Albert Einstein was born in Ulm, in the German Empire in 1879, and at the age of one year old the family moved to Munich. He was born into a secular middle-class Jewish family, and his father and uncle set up the electrical business ‘Elektrotechnische Fabrik J. Einstein & Cie’. He was the oldest of two children, and at the age of five years old he acquired a compass, and this was the beginning of his obsession with invisible forces.
Several years later at the mere age of twelve years old, Albert found God, and became extremely religious, and constantly engaged in religious recital, but as his interest in science grew, he realised that physics contradicted much of the Bible. He developed a friendship with Max Talmud, who was a medical student, and they frequently discussed mathematics and philosophy.
Despite Albert being an academic with science, he was an average student in most subjects, and he failed his entrance exam into the Swiss Federal Polytechnic School in Zurich. He had no option but to further study until he was finally accepted, and in 1901 he left being able to teach physics and mathematics. He was unable to find a teaching job, and had to settle for working in a patent office, and this is where he began to study relativity.
As Albert’s career began to develop, he gained a doctorate and began travelling and gaining knowledge. He had several professor positions in Zurich (1909), Prague (1911) and Zurich (1912). In 1921 he won the Nobel Peace Prize in Physics, when he explained that emission, or ejection of electrons upon light hitting a surface was known as the Photoelectric Effect, which essentially proves the existence of photons which are quantum electromagnetic radiation particles of light – basic unit of light.
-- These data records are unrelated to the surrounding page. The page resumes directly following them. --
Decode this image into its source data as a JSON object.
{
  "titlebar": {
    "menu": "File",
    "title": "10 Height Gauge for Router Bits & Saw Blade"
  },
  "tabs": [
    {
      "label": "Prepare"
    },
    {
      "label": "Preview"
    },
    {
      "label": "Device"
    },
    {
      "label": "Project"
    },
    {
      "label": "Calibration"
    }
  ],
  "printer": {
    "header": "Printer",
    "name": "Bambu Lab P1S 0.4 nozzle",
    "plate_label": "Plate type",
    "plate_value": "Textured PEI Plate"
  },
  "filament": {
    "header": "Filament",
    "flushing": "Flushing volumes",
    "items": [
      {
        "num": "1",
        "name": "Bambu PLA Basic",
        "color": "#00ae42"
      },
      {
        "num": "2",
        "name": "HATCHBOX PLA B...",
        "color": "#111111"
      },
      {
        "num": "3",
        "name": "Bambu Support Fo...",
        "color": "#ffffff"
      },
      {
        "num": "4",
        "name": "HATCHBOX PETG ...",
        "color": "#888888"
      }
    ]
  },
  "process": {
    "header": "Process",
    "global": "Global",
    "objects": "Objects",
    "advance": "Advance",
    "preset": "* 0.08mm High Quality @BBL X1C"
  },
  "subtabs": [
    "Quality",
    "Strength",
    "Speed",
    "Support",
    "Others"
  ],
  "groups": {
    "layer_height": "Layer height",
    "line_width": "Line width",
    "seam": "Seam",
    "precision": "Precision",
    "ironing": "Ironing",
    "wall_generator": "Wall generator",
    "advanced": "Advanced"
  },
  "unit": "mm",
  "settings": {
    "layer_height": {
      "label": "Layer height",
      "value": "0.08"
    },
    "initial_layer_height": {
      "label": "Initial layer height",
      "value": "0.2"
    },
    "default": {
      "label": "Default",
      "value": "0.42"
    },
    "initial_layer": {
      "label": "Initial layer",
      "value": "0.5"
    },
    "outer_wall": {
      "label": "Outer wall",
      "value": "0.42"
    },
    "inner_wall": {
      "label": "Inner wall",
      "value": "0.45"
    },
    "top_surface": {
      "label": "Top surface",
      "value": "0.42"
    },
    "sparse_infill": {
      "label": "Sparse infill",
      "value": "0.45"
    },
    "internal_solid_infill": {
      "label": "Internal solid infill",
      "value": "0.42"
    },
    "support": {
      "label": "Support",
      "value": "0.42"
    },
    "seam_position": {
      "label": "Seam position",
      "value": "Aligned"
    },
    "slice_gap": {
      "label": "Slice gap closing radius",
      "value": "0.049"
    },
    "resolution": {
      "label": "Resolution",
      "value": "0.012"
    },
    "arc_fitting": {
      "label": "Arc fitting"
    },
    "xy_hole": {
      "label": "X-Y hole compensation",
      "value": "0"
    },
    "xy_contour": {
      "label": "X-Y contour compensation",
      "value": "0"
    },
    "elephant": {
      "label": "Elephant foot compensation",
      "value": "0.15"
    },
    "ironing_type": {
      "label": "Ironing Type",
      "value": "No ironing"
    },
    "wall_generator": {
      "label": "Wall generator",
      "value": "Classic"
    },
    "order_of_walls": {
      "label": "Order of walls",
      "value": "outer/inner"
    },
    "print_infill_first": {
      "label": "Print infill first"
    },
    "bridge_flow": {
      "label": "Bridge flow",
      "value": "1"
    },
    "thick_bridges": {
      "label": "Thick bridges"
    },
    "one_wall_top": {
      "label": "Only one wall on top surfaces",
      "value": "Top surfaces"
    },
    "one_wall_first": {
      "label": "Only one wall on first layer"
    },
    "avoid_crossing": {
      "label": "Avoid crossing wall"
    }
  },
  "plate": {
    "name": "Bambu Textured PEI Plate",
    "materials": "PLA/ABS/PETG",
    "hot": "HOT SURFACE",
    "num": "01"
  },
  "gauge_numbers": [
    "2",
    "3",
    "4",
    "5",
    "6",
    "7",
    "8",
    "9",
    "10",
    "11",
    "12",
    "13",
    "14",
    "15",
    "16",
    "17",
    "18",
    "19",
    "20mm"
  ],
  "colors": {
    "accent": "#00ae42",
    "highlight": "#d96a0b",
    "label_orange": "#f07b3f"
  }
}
He returned to Germany and worked there until Adolf Hitler rose to power, when he left for America to become a physics lecturer in Princeton, as he was targeted by the Nazi party to help them develop weapons.
Albert made many discoveries throughout his life, but the one that remains synonymous with him is E=MC2 (the theory of relativity) which means (energy = mass x the speed of light squared, or E = m x c x c) which led to the development of the atomic bomb, in which tiny particles of matter could be converted into huge amounts of energy in the form of nuclear fusion.
“The important thing is not to stop questioning. Curiosity has its own reason for existing.” – Albert Einstein
In 1935 he was granted permanent residency in the United States, and he along with Leo Szilard proposed to President Roosevelt that Germany was likely in possession of a weapon of mass destruction, and this was the birth of the Manhattan Project where the Unites States began work on two types of atomic weapons:
• uranium design called “the Little Boy”
• plutonium design called “the Fat Man”
After World War II concluded, Albert’s theories began to become more radical, and he toyed with the idea of time travel, wormholes and black holes, but his peers were now focusing on quantum mechanics and this isolated him. His focus shifted towards race equality and the civil rights of African Americans, as he knew what persecution felt like being a Jew. He actually described racism as the worst disease America had.
He, like Karl Marx, believed that Capitalism was the reason poverty had become like modern slavery, and agreed that Socialism was the only logical and fair way for humanity to go forward. Despite Albert finding God at an early age, he rejected the idea of a personal God as an adult, as he described it as being naive, yet he was in two minds about Pantheism, but always described himself as an agnostic. He was heavily involved with several Humanist and ethical organisations, and sat on the board of the Humanist Society of New York.
Einstein was considered as one of the most important, if not the most important scientific brain to have ever graced humanity. He wrote countless books and over 300 scientific papers. At aged 76, Albert Einstein died 18 April 1955, at Princeton Medical Center, United States, and will remain perhaps the most iconic scientist to have ever lived.
“If this being is omnipotent, then every occurrence, including every human action, every human thought, and every human feeling and aspiration is also His work; how is it possible to think of holding men responsible for their deeds and thoughts before such an almighty Being? In giving out punishment and rewards He would to a certain extent be passing judgment on Himself. How can this be combined with the goodness and righteousness ascribed to Him?” – Albert Einstein,
“A man who is convinced of the truth of his religion is indeed never tolerant. At the least, he is to feel pity for the adherent of another religion but usually it does not stop there. The faithful adherent of a religion will try first of all to convince those that believe in another religion and usually he goes on to hatred if he is not successful. However, hatred then leads to persecution when the might of the majority is behind it. In the case of a Christian clergyman, the tragic-comical is found in this..” – Albert Einstein